[RECORDS FOR THE TASK]
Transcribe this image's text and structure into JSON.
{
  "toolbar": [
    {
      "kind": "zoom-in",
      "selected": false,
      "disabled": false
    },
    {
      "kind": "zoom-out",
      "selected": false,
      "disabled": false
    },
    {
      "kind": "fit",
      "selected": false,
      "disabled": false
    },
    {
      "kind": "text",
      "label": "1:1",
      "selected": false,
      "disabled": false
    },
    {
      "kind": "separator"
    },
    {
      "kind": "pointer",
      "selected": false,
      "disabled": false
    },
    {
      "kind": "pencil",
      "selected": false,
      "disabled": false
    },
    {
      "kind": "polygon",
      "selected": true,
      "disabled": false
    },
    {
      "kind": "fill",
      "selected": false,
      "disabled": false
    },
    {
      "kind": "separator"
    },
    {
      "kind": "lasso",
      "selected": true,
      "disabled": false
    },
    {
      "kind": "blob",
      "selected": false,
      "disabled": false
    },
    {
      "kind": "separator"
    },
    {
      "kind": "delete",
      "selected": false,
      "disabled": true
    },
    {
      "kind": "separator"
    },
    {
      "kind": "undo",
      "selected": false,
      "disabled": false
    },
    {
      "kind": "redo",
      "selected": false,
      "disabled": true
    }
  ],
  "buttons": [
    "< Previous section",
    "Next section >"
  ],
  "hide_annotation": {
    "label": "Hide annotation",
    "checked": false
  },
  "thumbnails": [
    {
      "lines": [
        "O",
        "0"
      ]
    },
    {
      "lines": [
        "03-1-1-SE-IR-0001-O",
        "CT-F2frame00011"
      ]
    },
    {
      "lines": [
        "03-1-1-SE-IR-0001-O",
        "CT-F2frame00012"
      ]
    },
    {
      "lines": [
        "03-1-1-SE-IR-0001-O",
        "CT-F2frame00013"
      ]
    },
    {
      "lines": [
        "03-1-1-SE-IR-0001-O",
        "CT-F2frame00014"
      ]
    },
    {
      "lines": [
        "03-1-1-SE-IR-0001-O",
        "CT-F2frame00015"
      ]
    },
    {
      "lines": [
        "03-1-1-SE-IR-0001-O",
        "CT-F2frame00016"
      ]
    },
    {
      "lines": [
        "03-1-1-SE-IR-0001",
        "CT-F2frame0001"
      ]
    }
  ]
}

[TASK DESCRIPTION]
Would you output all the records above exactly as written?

[ANSWER BELOW]
Transcribe this image's text and structure into JSON.
{
  "toolbar": [
    {
      "kind": "zoom-in",
      "selected": false,
      "disabled": false
    },
    {
      "kind": "zoom-out",
      "selected": false,
      "disabled": false
    },
    {
      "kind": "fit",
      "selected": false,
      "disabled": false
    },
    {
      "kind": "text",
      "label": "1:1",
      "selected": false,
      "disabled": false
    },
    {
      "kind": "separator"
    },
    {
      "kind": "pointer",
      "selected": false,
      "disabled": false
    },
    {
      "kind": "pencil",
      "selected": false,
      "disabled": false
    },
    {
      "kind": "polygon",
      "selected": true,
      "disabled": false
    },
    {
      "kind": "fill",
      "selected": false,
      "disabled": false
    },
    {
      "kind": "separator"
    },
    {
      "kind": "lasso",
      "selected": true,
      "disabled": false
    },
    {
      "kind": "blob",
      "selected": false,
      "disabled": false
    },
    {
      "kind": "separator"
    },
    {
      "kind": "delete",
      "selected": false,
      "disabled": true
    },
    {
      "kind": "separator"
    },
    {
      "kind": "undo",
      "selected": false,
      "disabled": false
    },
    {
      "kind": "redo",
      "selected": false,
      "disabled": true
    }
  ],
  "buttons": [
    "< Previous section",
    "Next section >"
  ],
  "hide_annotation": {
    "label": "Hide annotation",
    "checked": false
  },
  "thumbnails": [
    {
      "lines": [
        "O",
        "0"
      ]
    },
    {
      "lines": [
        "03-1-1-SE-IR-0001-O",
        "CT-F2frame00011"
      ]
    },
    {
      "lines": [
        "03-1-1-SE-IR-0001-O",
        "CT-F2frame00012"
      ]
    },
    {
      "lines": [
        "03-1-1-SE-IR-0001-O",
        "CT-F2frame00013"
      ]
    },
    {
      "lines": [
        "03-1-1-SE-IR-0001-O",
        "CT-F2frame00014"
      ]
    },
    {
      "lines": [
        "03-1-1-SE-IR-0001-O",
        "CT-F2frame00015"
      ]
    },
    {
      "lines": [
        "03-1-1-SE-IR-0001-O",
        "CT-F2frame00016"
      ]
    },
    {
      "lines": [
        "03-1-1-SE-IR-0001",
        "CT-F2frame0001"
      ]
    }
  ]
}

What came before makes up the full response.